a built-in blueprint that teaches you the why then proceeds to show you the
how. As a developer, I found this refreshing and was amazed that I didn’t have
to do any research on my own… everything I needed was in the book. And when I
did want to dive deeper on a subject, the additional resources at the end of
each chapter provided solid jumping-off points to the best content on the
Even though the book targets LOB applications specifically,
and browser-based Silverlight more generally, I think there is good material
for any Silverlight developer. The book also covers the challenges/advantages
of OOB Silverlight applications giving the developer what they need to know to
successfully implement an OOB application. ...and I’m glad to say that the chapter
was much more than just ‘Set the OOB check box on in the project properties’. They authors actually address what that check box means and the ramifications on your project. They also cover trusted in-browser execution and what it takes to set that up. Overall, the
patterns and methods presented in the book are applicable across nearly every
type of SL application. I found myself even applying the knowledge gained from
this title to a Windows Phone 7 Silverlight application I’m working on. The
lessons and the knowledge in this book are both deep and wide with it casting a
net that is going to cover nearly everything needed to develop a SL app from
start to finish... whether it is a LOB app or not. As I said in the introduction, this is a book I am going to go back to for some time to come.
It is not only educational the first time through but will be useful as a
reference going forward.
There is a section on testing which I found especially useful since
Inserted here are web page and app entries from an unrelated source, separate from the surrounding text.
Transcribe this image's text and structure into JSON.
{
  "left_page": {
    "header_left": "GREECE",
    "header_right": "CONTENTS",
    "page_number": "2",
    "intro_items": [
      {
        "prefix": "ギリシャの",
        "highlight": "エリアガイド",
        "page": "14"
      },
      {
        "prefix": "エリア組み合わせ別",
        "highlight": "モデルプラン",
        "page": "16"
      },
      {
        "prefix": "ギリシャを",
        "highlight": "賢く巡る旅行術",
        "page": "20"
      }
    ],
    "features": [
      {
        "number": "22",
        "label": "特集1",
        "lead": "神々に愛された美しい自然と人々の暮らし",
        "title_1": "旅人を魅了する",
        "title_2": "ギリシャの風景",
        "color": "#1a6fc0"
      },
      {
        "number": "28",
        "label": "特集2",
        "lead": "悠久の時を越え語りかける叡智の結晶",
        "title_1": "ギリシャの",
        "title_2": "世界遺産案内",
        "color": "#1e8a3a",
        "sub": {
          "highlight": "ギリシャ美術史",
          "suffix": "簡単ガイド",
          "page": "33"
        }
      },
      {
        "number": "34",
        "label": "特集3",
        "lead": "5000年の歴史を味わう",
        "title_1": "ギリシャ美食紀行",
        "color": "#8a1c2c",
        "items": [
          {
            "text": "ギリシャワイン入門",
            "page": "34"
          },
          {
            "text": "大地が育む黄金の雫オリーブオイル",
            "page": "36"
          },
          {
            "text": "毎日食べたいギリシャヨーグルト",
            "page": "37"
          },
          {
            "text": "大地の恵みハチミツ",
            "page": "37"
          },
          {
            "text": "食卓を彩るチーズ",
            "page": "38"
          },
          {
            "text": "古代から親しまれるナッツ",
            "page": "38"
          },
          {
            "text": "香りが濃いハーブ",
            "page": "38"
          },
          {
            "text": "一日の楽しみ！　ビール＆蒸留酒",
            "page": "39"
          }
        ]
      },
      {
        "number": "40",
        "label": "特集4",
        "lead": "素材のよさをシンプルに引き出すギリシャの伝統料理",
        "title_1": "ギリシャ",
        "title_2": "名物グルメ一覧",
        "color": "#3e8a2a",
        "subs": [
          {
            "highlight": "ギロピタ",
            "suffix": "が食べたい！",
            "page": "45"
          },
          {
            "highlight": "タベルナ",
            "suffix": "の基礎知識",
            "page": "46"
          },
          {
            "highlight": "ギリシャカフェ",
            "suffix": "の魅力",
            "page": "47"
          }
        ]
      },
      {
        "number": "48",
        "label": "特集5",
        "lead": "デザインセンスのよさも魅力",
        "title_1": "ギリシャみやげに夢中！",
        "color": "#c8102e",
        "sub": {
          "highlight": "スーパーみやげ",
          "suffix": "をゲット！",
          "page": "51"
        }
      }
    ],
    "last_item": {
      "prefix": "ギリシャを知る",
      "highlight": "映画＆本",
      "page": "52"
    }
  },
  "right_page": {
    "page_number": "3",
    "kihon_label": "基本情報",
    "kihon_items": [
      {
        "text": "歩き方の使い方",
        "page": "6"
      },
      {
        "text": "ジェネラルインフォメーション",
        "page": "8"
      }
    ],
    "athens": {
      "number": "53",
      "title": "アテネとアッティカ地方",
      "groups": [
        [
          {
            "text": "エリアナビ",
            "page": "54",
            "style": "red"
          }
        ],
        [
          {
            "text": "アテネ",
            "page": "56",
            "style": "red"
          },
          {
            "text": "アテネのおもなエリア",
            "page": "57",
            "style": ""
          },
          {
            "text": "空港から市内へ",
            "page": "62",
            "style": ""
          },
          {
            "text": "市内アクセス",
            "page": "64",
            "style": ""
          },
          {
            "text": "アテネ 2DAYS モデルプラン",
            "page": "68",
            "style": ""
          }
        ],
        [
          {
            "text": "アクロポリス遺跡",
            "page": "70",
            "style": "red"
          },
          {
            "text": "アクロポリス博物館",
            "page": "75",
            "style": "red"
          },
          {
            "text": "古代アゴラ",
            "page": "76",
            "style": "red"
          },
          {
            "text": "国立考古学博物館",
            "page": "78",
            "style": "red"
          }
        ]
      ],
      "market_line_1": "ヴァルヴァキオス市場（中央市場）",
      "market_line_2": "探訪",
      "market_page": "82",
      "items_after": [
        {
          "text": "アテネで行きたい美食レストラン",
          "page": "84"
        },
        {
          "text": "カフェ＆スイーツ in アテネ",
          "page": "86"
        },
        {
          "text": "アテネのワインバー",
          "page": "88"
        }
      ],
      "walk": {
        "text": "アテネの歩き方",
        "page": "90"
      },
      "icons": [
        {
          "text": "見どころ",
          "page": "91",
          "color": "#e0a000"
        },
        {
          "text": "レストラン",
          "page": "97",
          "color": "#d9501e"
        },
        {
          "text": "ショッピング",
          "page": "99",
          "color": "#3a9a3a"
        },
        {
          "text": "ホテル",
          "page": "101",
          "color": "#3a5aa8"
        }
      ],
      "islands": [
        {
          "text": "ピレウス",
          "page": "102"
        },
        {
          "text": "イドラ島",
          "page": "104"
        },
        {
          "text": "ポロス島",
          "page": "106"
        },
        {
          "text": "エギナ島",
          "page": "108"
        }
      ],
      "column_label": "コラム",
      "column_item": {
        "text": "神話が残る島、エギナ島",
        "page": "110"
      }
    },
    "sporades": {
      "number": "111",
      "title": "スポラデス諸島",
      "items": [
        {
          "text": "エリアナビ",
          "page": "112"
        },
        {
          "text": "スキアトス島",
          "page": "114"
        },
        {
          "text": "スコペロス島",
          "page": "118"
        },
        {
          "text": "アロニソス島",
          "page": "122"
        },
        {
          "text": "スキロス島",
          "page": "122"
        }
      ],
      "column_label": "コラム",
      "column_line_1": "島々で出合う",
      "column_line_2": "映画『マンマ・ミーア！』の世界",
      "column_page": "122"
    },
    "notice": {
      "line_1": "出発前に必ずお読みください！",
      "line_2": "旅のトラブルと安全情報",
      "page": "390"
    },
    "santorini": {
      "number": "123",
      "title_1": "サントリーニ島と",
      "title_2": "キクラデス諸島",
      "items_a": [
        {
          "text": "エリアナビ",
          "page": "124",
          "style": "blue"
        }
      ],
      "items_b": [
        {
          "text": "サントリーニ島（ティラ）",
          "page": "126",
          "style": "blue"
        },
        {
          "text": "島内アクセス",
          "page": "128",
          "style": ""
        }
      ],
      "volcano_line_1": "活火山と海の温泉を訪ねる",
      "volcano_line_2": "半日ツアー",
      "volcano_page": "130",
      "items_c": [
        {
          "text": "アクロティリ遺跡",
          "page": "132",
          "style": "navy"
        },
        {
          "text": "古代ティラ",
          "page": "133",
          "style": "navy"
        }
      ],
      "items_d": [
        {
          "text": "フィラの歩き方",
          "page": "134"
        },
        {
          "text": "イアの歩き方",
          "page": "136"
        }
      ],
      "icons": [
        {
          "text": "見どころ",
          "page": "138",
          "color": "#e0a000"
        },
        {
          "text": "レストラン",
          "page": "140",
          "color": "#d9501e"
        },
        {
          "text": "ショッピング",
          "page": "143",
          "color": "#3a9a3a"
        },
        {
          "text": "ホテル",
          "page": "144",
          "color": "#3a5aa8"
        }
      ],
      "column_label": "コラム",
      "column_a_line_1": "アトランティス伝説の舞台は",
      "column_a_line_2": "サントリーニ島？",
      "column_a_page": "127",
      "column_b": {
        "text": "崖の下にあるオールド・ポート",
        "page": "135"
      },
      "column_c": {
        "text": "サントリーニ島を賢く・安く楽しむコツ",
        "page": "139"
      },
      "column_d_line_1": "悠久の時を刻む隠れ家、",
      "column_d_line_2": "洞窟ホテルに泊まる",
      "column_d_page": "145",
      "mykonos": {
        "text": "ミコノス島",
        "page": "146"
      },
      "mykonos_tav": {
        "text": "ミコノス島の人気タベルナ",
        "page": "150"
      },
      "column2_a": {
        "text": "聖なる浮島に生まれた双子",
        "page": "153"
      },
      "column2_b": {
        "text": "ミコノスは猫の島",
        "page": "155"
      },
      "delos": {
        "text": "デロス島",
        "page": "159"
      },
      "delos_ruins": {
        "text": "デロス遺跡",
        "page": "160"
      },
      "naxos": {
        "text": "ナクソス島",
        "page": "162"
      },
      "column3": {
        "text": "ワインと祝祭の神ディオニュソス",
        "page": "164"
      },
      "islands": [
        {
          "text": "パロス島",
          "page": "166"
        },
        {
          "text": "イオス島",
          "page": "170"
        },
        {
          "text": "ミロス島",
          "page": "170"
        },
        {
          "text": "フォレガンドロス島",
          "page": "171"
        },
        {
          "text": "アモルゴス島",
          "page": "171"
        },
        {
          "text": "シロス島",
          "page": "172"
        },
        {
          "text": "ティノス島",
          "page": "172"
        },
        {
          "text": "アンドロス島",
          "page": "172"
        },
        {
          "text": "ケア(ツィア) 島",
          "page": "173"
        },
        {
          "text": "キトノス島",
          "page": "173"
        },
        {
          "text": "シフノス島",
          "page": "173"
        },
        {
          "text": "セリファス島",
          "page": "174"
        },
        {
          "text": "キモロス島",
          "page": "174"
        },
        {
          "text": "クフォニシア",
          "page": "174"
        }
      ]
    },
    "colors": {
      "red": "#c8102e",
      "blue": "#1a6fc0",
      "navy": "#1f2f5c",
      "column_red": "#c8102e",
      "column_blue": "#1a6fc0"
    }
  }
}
testing of SL applications seems to be something that isn’t often talked about. It covers both server-side and client-side testing and talks about some of the different test runners, how to setup a SL project for testing, and even how to mock async calls.
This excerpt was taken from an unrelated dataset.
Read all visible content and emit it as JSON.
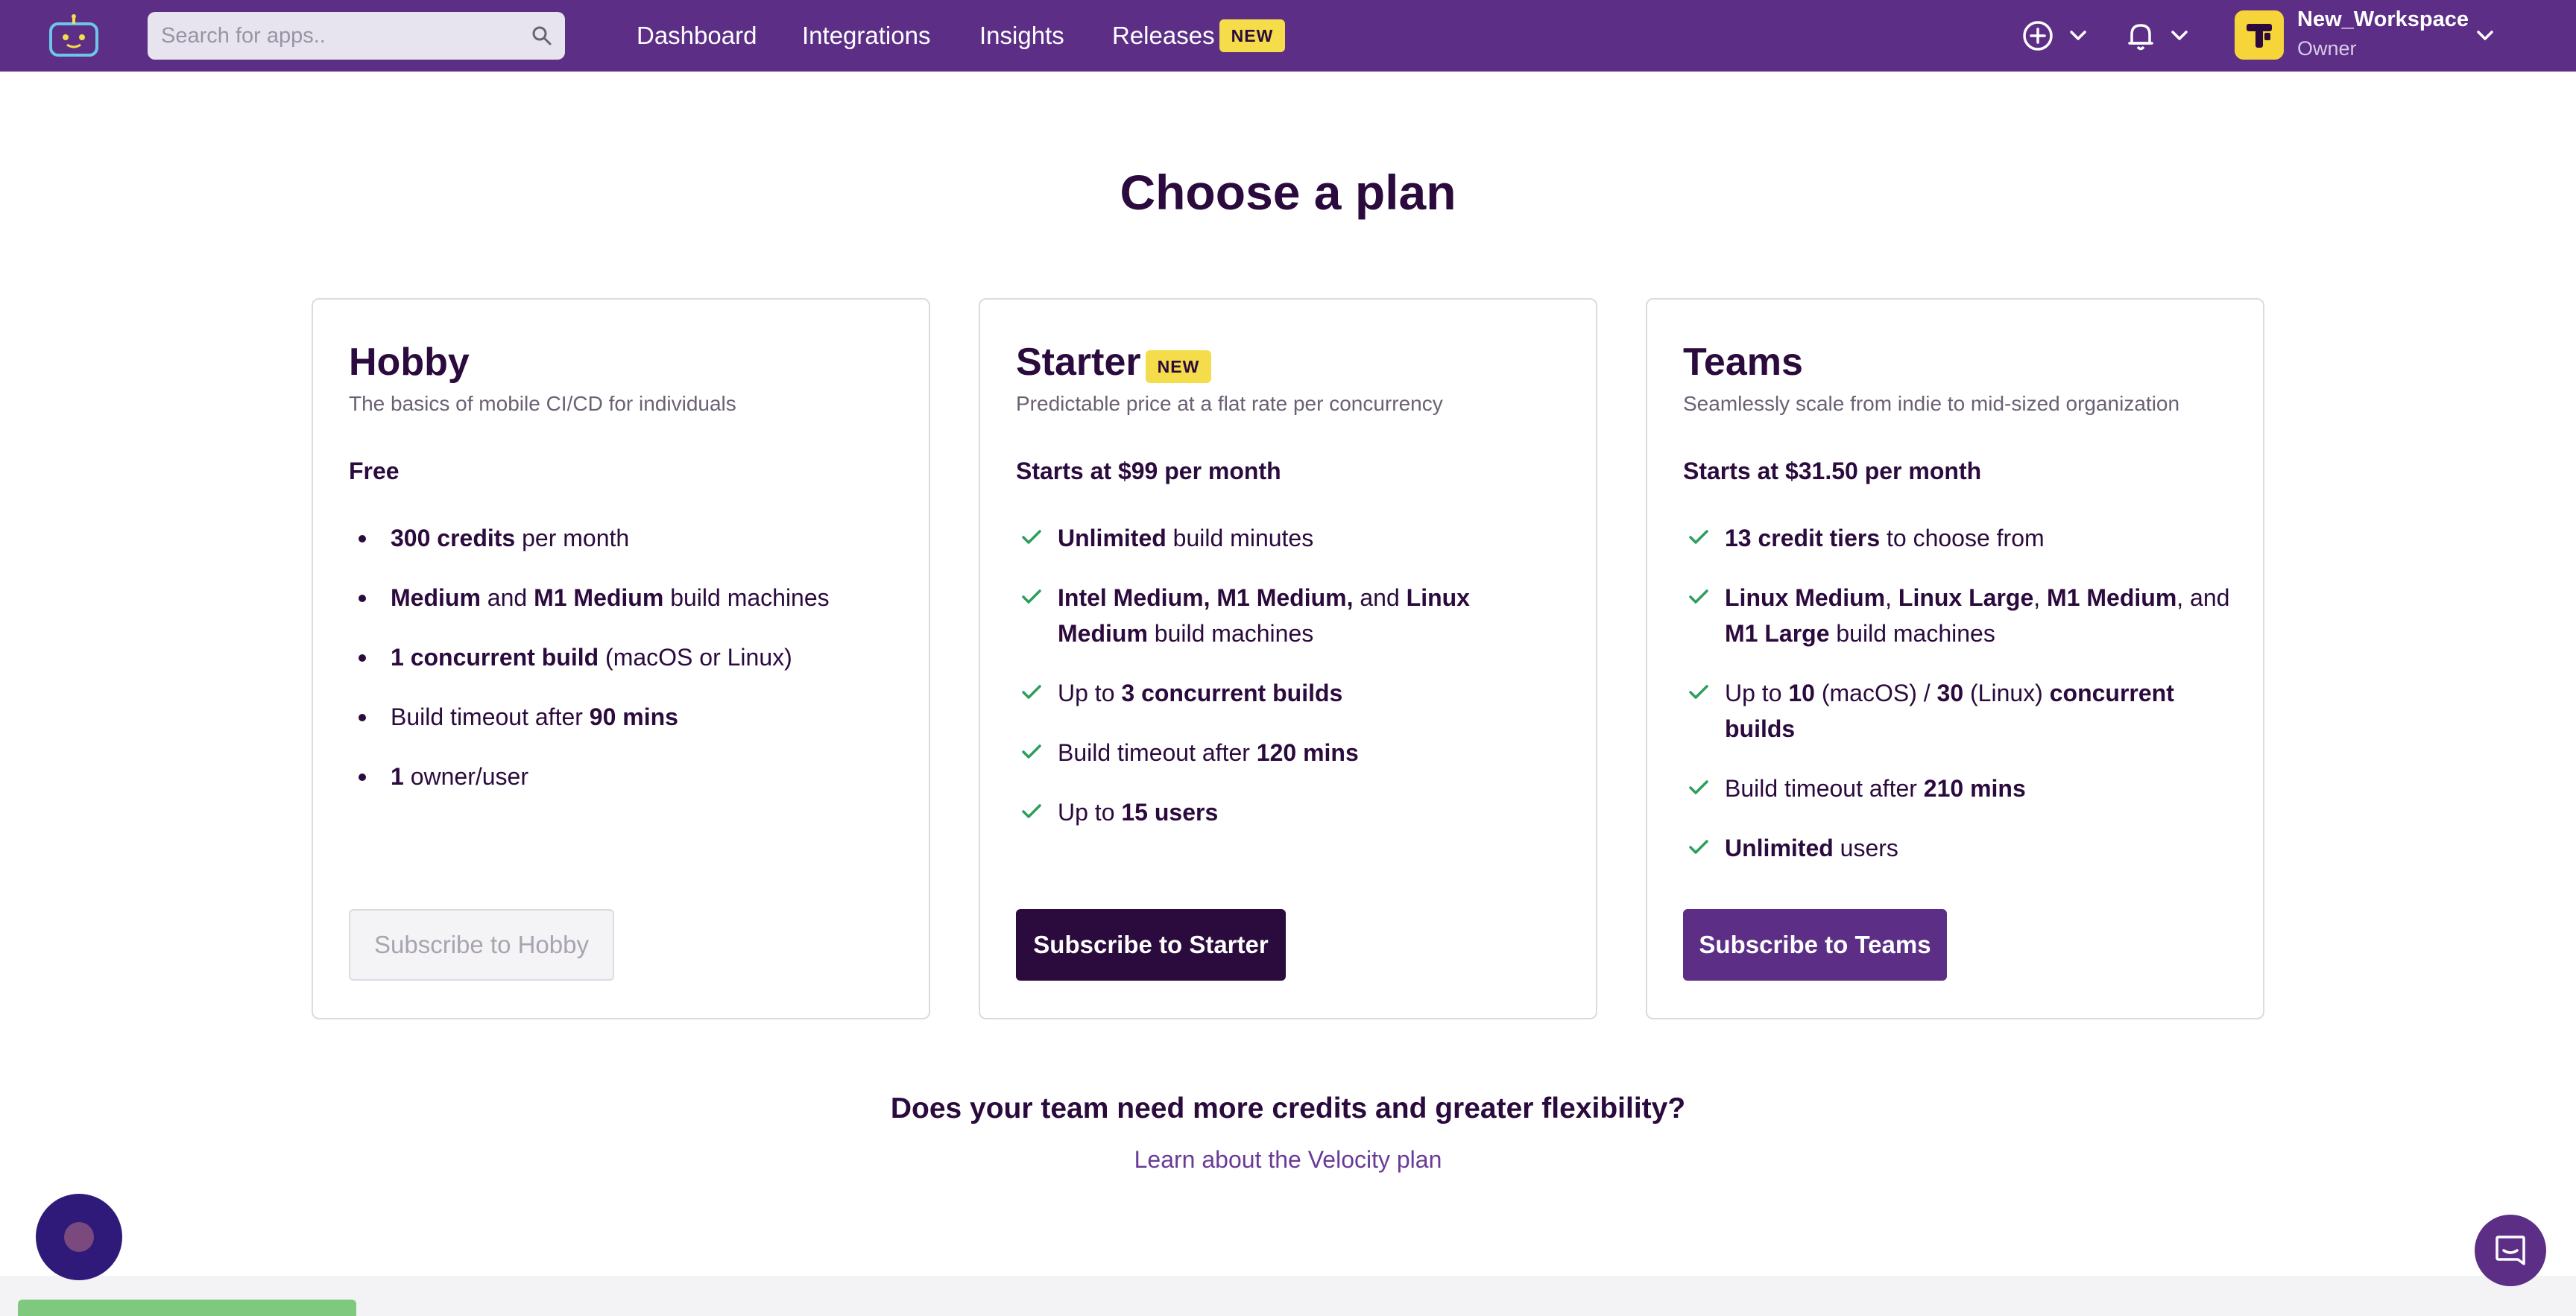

Chapters on error handling techniques, consuming WCF web services, integrating
application security were all great and really illustrate the idea that the book
is about delivering LOB apps from end to end… Not just getting you to where
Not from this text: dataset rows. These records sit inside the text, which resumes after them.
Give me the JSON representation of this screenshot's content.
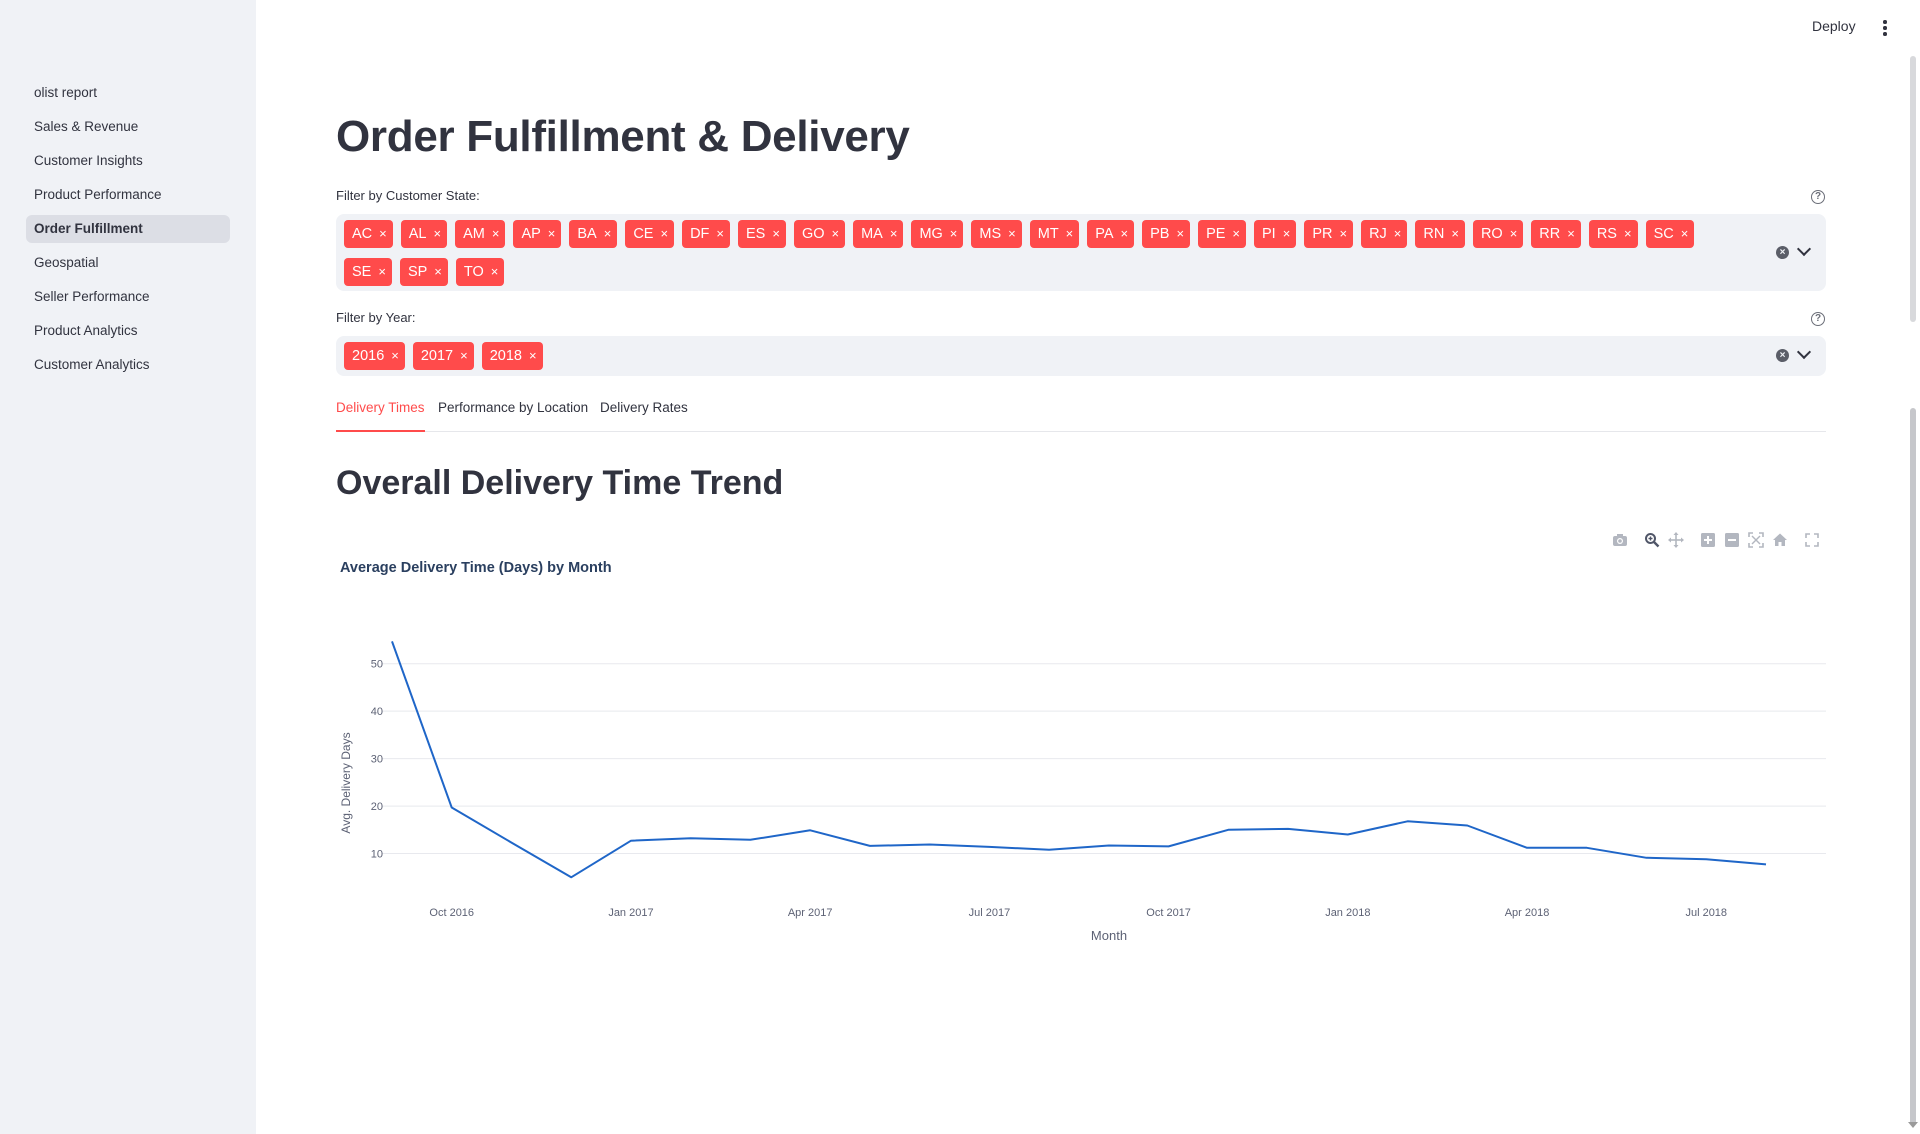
{
  "header": {
    "deploy_label": "Deploy"
  },
  "sidebar": {
    "items": [
      {
        "label": "olist report"
      },
      {
        "label": "Sales & Revenue"
      },
      {
        "label": "Customer Insights"
      },
      {
        "label": "Product Performance"
      },
      {
        "label": "Order Fulfillment",
        "active": true
      },
      {
        "label": "Geospatial"
      },
      {
        "label": "Seller Performance"
      },
      {
        "label": "Product Analytics"
      },
      {
        "label": "Customer Analytics"
      }
    ]
  },
  "main": {
    "title": "Order Fulfillment & Delivery",
    "state_filter": {
      "label": "Filter by Customer State:",
      "help": "?",
      "chips": [
        "AC",
        "AL",
        "AM",
        "AP",
        "BA",
        "CE",
        "DF",
        "ES",
        "GO",
        "MA",
        "MG",
        "MS",
        "MT",
        "PA",
        "PB",
        "PE",
        "PI",
        "PR",
        "RJ",
        "RN",
        "RO",
        "RR",
        "RS",
        "SC",
        "SE",
        "SP",
        "TO"
      ]
    },
    "year_filter": {
      "label": "Filter by Year:",
      "help": "?",
      "chips": [
        "2016",
        "2017",
        "2018"
      ]
    },
    "chip_remove_glyph": "×",
    "tabs": [
      {
        "label": "Delivery Times",
        "active": true
      },
      {
        "label": "Performance by Location"
      },
      {
        "label": "Delivery Rates"
      }
    ],
    "section_title": "Overall Delivery Time Trend",
    "modebar_icons": [
      "camera-icon",
      "zoom-icon",
      "pan-icon",
      "zoom-in-icon",
      "zoom-out-icon",
      "autoscale-icon",
      "reset-axes-home-icon",
      "fullscreen-icon"
    ],
    "line_color": "#1f66c8"
  },
  "chart_data": {
    "type": "line",
    "title": "Average Delivery Time (Days) by Month",
    "xlabel": "Month",
    "ylabel": "Avg. Delivery Days",
    "x": [
      "2016-09",
      "2016-10",
      "2016-11",
      "2016-12",
      "2017-01",
      "2017-02",
      "2017-03",
      "2017-04",
      "2017-05",
      "2017-06",
      "2017-07",
      "2017-08",
      "2017-09",
      "2017-10",
      "2017-11",
      "2017-12",
      "2018-01",
      "2018-02",
      "2018-03",
      "2018-04",
      "2018-05",
      "2018-06",
      "2018-07",
      "2018-08"
    ],
    "values": [
      54.7,
      19.7,
      12.3,
      5.0,
      12.7,
      13.2,
      12.9,
      14.9,
      11.6,
      11.9,
      11.4,
      10.8,
      11.7,
      11.5,
      15.0,
      15.2,
      14.0,
      16.8,
      15.9,
      11.2,
      11.2,
      9.1,
      8.8,
      7.7
    ],
    "x_tick_labels": [
      "Oct 2016",
      "Jan 2017",
      "Apr 2017",
      "Jul 2017",
      "Oct 2017",
      "Jan 2018",
      "Apr 2018",
      "Jul 2018"
    ],
    "x_tick_months": [
      "2016-10",
      "2017-01",
      "2017-04",
      "2017-07",
      "2017-10",
      "2018-01",
      "2018-04",
      "2018-07"
    ],
    "y_ticks": [
      10,
      20,
      30,
      40,
      50
    ],
    "ylim": [
      4,
      55
    ],
    "grid": true,
    "legend": "none"
  }
}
something is working and then leaving you to fend for yourself. There is even a
chapter dealing specifically with error handling/logging in SL apps and
demonstrating how to setup a centralized logging server. Admittedly, the example shows
integrating with TFS for bug tracking. I would have liked an example with
Log4Net as the back-end since that seems to be a popular approach. However, the overall
completeness of the case studies and the fact that all of these topics were even
covered was a pleasant surprise. The authors took into consideration the differences between SL 4 and SL 5 letting you know where those differences would impact your work and
provided guidance on how to handle them. (Clearly acknowledging that not everyone is working in SL 5 yet)
If there was something that struck me as missing it was a
chapter on long-polling or SignalR. A lot of applications, especially LOB, need
to be notified of changes on the server or in other clients and a discussion of
techniques to address that would have made this book 100% complete. Especially
since SignalR is going to be integrated into .NET. But, at the same time, I’m
willing to overlook this omission as a topic like SignalR is still relatively
new to the SL scene and, as it isn’t part of a production .NET release yet, I can see people
avoiding it in mission-critical LOB applications.
Overall, I found this to be an excellent book and a very
thorough blueprint for Silverlight LOB applications. If this is an area you
find yourself working in, this would be an excellent title to have on your
bookshelf. I've been so disappointed with so many titles like this before that I was really surprised and pleased on how useful the book is.
May 22 2012 - Initial Review
May 23 2012 - Added link to book on publisher's site